Tuesday, 2 November 2021
Joint Oireachtas Committee on Education and Skills
Leaving Certificate Reform: Discussion (Resumed)
I thank the Minister and the other witnesses for their comprehensive presentations. I thank all of the organisations represented here in terms of the great work that is being done in a very transformational way. I would like to put a number of direct questions.
On the FET strategy, the retrofitting skills programme started with Waterford and Wexford Education and Training Board. I welcome that it continues to be rolled out. Is Mr. Brownlee confident, in terms of the construction apprenticeship needs we have as a country, that we will be able to meet them? The Minister mentioned a figure of 27,500. Is Mr. Brownlee confident we can do that? One of the problems historically has been barriers of transition between FET and higher education. Are there existing barriers about which Mr. Brownlee continues to have concerns with regard to those who wish to transition between further and higher education and vice versa?
My next question is for Mr. Conlon. He will be aware of the work done by the Commission on the Points System, the HEA and the NCCA on the transitions issue. One of the big concerns was around the increasing specialisation of higher education courses, that these were multiplying and we were getting programmes such as engineering with French and computing. One of the recommendations was that higher education institutions would reduce that diversification. That has not happened to the extent that we would like to see it happen. It is welcome that under the CAO, students will get a whole range of options in terms of apprenticeships. What moves are being made in terms of reducing those overall numbers because it is the backwash from third level that is impacting on the CAO programme, particularly in the area of the high points courses?
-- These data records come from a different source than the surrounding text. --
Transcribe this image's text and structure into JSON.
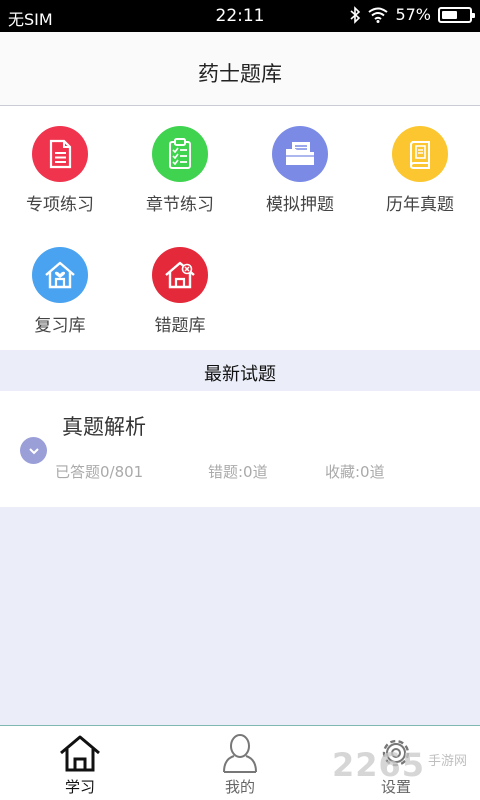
{
  "status_bar": {
    "carrier": "无SIM",
    "time": "22:11",
    "battery_pct": "57%",
    "battery_level": 0.57
  },
  "header": {
    "title": "药士题库"
  },
  "grid": [
    {
      "label": "专项练习",
      "icon": "document-icon",
      "color": "#f0344e"
    },
    {
      "label": "章节练习",
      "icon": "clipboard-checklist-icon",
      "color": "#3fd34f"
    },
    {
      "label": "模拟押题",
      "icon": "folder-icon",
      "color": "#7b8be5"
    },
    {
      "label": "历年真题",
      "icon": "book-icon",
      "color": "#fbc62f"
    },
    {
      "label": "复习库",
      "icon": "house-heart-icon",
      "color": "#4aa3f0"
    },
    {
      "label": "错题库",
      "icon": "house-x-icon",
      "color": "#e4293a"
    }
  ],
  "section": {
    "title": "最新试题"
  },
  "card": {
    "name": "真题解析",
    "answered": "已答题0/801",
    "wrong": "错题:0道",
    "favorites": "收藏:0道"
  },
  "tabs": [
    {
      "label": "学习",
      "icon": "home-icon",
      "active": true
    },
    {
      "label": "我的",
      "icon": "user-icon",
      "active": false
    },
    {
      "label": "设置",
      "icon": "gear-icon",
      "active": false
    }
  ],
  "watermark": {
    "text": "2265",
    "sub": "手游网"
  }
}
We will be constantly building skills over the next period. Dr. O'Connor might comment on the work QQI is doing in the area of micro-credentials. That is important.
My final question is for the Minister. Access is improving enormously but for high points courses, the socioeconomic profile, particularly those in medicine and law, is not improving. There is evidence it is disimproving. What can be done in that area? Students who are doing their leaving certificate now will be retiring in the 2070s. What skills will we need out to that period? Like others, I have spoken to students about what they would like to hear and see. They have talked about tax, philosophy, greater knowledge of technology, design, and public speaking. In my own case, I would have liked a greater knowledge of home economics. Anybody who has experienced my cooking would probably agree. In terms of his own experience in life, what skills would the Minister have liked to have undertaken at second level that he believes would stand to him now?